(The data)
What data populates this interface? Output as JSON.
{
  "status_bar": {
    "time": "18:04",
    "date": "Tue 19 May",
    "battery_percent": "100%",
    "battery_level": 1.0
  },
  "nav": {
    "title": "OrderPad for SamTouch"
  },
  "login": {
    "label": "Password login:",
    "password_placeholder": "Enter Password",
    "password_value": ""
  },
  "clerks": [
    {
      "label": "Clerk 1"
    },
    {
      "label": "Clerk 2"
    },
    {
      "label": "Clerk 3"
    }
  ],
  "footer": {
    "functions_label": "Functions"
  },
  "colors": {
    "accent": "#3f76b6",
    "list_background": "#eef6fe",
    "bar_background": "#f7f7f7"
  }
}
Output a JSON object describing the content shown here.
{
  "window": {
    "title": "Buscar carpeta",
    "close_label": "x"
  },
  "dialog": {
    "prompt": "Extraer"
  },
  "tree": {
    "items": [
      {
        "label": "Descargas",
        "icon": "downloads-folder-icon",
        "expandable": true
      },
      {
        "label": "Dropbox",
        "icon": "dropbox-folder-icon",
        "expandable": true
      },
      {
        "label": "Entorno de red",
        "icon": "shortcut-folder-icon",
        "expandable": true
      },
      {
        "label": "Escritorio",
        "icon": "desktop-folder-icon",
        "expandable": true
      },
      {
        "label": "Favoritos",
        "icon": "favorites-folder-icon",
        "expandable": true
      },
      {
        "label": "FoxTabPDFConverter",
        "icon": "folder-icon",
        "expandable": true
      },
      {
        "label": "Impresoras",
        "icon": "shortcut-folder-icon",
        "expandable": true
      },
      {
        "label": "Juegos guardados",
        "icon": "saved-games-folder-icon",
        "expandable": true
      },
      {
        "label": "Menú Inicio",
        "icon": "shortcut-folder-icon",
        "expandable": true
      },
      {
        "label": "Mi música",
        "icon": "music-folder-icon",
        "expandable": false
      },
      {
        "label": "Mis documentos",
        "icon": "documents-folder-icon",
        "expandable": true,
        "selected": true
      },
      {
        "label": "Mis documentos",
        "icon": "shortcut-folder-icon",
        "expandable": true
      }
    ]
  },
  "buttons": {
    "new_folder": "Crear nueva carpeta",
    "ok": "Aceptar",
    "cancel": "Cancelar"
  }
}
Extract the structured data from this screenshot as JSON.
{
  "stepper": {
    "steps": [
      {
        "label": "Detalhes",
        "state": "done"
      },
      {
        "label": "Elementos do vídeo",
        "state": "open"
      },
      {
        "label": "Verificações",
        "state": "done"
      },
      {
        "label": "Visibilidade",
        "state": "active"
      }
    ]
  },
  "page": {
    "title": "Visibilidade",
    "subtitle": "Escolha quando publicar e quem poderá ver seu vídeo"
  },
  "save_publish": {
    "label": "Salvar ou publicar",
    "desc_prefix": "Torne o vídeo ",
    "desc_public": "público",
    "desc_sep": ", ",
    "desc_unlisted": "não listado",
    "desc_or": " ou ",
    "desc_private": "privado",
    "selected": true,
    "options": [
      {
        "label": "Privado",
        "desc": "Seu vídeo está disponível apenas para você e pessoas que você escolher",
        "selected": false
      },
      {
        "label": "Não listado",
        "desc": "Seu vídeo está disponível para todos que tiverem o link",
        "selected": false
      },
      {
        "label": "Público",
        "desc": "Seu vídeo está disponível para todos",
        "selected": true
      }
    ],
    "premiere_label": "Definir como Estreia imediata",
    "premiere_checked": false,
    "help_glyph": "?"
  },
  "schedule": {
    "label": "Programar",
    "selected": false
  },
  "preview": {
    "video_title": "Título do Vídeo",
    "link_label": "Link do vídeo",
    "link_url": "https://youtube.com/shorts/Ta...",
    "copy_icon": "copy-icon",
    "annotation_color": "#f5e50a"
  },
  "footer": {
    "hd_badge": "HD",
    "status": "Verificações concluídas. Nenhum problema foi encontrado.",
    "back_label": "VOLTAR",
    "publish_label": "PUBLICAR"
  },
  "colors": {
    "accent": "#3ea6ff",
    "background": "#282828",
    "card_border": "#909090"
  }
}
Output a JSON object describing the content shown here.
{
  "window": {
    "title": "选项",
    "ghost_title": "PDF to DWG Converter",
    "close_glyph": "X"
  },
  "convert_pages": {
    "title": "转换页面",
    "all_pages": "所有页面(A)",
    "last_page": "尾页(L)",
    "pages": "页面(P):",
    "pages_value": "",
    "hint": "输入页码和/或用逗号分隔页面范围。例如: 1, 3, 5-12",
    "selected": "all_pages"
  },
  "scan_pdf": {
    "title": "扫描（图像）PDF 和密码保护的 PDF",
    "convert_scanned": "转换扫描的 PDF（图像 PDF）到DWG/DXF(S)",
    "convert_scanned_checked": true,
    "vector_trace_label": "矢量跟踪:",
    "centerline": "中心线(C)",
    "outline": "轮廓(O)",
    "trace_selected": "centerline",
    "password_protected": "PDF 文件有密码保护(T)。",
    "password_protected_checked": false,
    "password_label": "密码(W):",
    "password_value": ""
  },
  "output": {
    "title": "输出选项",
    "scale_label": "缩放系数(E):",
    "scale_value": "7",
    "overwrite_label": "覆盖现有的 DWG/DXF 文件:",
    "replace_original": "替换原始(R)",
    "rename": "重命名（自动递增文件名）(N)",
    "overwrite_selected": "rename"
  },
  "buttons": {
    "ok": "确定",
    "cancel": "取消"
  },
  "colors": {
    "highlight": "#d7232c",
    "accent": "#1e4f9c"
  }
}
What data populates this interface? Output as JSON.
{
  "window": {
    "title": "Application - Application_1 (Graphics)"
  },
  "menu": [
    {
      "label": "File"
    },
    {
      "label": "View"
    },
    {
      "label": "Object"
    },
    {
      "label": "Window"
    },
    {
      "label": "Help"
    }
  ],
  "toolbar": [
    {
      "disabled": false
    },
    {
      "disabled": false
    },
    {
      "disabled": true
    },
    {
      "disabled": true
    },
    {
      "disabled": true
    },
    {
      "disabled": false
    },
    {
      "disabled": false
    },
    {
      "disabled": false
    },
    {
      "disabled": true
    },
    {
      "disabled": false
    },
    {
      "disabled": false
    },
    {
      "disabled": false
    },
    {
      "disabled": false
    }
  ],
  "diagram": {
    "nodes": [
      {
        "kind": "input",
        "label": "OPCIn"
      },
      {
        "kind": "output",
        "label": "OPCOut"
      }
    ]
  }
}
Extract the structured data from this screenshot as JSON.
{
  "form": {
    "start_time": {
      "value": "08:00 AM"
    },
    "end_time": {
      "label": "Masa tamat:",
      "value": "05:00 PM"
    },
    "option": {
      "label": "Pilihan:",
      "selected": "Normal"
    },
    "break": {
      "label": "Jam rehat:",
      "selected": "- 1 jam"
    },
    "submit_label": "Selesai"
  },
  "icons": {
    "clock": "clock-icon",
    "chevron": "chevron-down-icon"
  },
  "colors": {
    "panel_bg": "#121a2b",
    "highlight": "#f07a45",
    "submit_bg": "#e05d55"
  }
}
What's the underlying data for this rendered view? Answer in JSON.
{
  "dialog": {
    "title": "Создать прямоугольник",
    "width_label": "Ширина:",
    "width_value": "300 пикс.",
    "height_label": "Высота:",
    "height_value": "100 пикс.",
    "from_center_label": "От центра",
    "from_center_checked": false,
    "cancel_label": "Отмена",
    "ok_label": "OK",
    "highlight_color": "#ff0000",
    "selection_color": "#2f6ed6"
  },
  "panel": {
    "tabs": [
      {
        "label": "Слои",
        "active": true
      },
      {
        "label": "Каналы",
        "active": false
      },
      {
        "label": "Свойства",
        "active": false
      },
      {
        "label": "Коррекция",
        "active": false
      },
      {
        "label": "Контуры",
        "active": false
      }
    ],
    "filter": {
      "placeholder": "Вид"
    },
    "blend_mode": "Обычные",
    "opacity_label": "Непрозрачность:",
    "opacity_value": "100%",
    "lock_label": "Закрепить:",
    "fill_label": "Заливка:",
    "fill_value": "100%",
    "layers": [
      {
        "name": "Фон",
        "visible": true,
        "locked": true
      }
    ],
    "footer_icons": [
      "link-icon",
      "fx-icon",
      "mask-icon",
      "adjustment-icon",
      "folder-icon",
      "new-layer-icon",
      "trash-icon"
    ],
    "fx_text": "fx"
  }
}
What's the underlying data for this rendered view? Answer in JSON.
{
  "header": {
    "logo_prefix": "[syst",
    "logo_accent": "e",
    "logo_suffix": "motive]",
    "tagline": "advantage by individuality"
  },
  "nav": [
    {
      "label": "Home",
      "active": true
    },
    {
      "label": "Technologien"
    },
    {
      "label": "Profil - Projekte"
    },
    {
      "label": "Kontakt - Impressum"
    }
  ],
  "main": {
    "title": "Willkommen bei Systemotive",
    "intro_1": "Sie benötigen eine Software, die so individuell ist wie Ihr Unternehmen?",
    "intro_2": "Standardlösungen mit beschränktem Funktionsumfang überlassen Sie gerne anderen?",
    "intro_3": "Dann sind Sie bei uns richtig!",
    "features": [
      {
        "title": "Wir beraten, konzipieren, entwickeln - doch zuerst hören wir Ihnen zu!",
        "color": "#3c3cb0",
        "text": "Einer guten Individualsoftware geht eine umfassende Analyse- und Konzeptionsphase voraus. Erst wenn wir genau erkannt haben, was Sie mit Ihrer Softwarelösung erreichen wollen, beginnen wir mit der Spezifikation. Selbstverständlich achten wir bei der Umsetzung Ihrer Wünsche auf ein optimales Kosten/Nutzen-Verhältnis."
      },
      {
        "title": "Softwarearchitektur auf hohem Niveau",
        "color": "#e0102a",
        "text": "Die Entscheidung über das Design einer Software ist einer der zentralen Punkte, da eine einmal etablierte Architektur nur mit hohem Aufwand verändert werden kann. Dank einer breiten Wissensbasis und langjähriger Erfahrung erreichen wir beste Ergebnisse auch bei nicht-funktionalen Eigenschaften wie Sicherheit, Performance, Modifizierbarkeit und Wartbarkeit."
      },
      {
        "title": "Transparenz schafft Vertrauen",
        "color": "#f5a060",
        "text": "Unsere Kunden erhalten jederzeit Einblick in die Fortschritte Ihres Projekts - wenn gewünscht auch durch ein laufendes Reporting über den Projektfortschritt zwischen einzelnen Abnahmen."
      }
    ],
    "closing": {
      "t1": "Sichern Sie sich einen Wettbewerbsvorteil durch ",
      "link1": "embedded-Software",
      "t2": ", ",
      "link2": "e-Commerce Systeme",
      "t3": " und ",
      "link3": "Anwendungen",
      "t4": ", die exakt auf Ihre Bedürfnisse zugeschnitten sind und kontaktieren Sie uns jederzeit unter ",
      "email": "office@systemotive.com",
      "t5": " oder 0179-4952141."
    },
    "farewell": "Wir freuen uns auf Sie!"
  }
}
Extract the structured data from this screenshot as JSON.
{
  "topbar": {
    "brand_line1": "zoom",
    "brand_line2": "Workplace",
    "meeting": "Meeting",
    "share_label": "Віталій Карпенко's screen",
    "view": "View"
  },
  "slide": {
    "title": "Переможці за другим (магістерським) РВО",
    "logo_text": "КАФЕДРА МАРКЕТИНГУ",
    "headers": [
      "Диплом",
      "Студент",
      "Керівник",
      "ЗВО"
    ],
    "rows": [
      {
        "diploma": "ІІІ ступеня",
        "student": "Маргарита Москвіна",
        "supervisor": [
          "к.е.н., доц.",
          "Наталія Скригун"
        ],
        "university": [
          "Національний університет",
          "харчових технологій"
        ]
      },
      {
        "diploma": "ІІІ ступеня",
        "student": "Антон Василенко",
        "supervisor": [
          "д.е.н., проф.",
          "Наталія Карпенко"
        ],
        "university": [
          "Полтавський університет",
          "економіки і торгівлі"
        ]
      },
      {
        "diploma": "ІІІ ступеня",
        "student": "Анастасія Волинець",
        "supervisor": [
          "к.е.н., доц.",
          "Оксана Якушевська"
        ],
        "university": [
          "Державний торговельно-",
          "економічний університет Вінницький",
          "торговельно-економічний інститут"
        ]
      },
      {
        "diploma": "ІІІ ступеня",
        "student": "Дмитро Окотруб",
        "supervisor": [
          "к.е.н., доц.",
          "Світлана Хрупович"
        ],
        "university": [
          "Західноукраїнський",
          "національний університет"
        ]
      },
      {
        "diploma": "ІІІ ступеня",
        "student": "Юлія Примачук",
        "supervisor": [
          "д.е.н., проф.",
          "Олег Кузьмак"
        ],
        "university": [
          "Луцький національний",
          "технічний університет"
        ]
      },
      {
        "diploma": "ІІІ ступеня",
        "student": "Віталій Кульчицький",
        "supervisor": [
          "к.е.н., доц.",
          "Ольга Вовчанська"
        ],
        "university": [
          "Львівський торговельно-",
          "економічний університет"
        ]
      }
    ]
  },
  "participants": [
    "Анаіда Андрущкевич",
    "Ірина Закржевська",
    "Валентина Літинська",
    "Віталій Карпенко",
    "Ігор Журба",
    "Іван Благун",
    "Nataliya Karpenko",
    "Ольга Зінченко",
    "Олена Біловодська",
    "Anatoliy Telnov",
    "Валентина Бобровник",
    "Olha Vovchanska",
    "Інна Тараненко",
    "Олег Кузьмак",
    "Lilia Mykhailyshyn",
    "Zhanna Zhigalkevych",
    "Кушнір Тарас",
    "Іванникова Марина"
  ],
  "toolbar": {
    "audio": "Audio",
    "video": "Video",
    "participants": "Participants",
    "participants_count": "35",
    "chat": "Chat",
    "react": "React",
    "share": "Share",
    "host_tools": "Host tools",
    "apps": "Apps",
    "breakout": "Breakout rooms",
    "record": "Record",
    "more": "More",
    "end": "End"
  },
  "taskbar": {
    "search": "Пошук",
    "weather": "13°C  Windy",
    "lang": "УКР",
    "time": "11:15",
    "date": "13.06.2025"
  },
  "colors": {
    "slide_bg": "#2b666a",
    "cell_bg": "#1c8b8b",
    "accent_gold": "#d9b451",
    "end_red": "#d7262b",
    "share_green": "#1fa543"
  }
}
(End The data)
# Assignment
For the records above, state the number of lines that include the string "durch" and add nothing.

# Answer below
2